Tuesday, February 07, 2006

The M.A.M.E. Cabinet - 'INSERTED COINS' - Part 2(a)




Anyway, at some point I got away from being concerned about cutting the ‘pointy part’ and began focusing on how I would mount a 22” CRT monitor in the space where the arcade monitor used to sit. Where I got the monitor and the other PC parts, I’ll address later on.

I proceeded to figure out how to get the monitor into this space and took the following steps:

Birdies on the big freakin monitor...
Step Zero: Removed the back panel of the monitor and sawed it down two different times. Eventually, I figured out that this was not going to be effective. While the front of the monitor was well supported by a part of the cabinet frame already installed, the back tended to tilt down, (did I mention this thing is 3224852 pounds?).

[On a side note, CRT monitors are nasty lil' buggers when it comes to hurting you. You see, they hold a charge even after they've been unplugged a while. FORTUNATELY, I am not dead. Which sort of makes sense, since I'm typing this. Still, every time I had to get a hold of that thing to lug it back over to the cabinet, I felt like I should make a change to my life insurance.]

A: Took the two pieces of wood that I had pried off of the inside sides of the ‘pointy’ area of the cabinet and used them as braces for a shelf that I didn't have the wood for yet, by screwing and nailing them into the side of the cabinet.

2: Ran to Home DepAH-t. Purchased a Mitre Box/Saw kit for $7.49, a 1"x12"x4' piece of some sort of wood that was solid but not manufactured for $5.65, and an 8' long piece of 1"x4" MDF. MDF stands for, er, Manchurian Delight Frogsweat...or something like that.

{Forgot that I bought 3 1”x1”x2’ pieces of wood to build the ‘fence’ around the shelf…which I’ll discuss later. $1.29 each...or somethin' like that.}

III: Proceeded to try to cut the long 1"x12"x4' piece of wood with a hand saw that I already possessed. Actually, I cut it quite effectively. I was remarkably surprised. Considering all previous attempts at cutting something fairly straight resulted in something that looked like I had cut it while having a seizure, I was really pleased. I didn't use the Mitre thing cause' the board was too big. As fun as it would be to tell you that I was stupid enough to expect I would be able to use it, I just wasn't that dumb...at least not that way and not yet.

Quad: I managed to cut it to the proper length and it fit just fine. However, since the depth of the space was 14" and the depth of the piece of wood was 12"...there was a gap. SO...

FiVEr: I took an old piece of 2"x4" I had in the garage and cut some pieces off of it to fit at the gap at the back of the new shelf where there was a gap.
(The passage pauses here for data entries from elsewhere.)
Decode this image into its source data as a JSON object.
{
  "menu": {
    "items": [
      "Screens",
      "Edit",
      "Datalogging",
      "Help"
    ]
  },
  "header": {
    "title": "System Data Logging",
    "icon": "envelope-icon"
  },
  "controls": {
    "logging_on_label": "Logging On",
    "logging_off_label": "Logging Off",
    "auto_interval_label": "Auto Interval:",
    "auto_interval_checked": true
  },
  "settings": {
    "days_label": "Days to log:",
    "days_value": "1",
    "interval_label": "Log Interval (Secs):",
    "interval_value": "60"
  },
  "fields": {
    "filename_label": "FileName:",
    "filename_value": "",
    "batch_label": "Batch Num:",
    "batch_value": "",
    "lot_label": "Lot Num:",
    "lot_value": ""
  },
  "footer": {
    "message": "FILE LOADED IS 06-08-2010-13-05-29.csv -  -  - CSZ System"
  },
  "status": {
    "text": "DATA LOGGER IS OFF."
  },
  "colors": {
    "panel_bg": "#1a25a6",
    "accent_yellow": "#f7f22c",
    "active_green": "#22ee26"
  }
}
Over the course of this time I had powerlifted the monitor approximately 432 times into the space it would eventually fill to figure all of this out.

S-ee-ehks: The thing fit. No gap. Now, it wouldn't stay in one place, it would still barely bind up against the back of the cabinet and then be off to one side or the other.

G: I cut more of the 2"x4" to place on the shelf under the monitor and along the sides to keep it static. Voy-LA! French Toast!

8: The monitor was in place. Now I just needed to plug it in again to determine if I'd broken it while throwing it around like a shotput.

So, as you read, I eventually made use of the two pieces of wood that I separated from the interior sides of the cabinet, where the ‘pointy’ parts were. These became the base for a shelf extension for the monitor to sit on.

Now, I had a shelf to set the monitor on and an effective method to keep it in place. I did what any crazy person would do at that point and abandoned that part of the project, totally disregarding the bezel for the monitor, mounting the monitor glass, and so on.

Continue on to the other parts o' the M.A.M.E. adventure...if you DARE!
Part 1 - Part 2b - Part 2c - Part 2d - Part 3 - Part 4 - Dismantled - Random Statements Home


Post a Comment

<< Home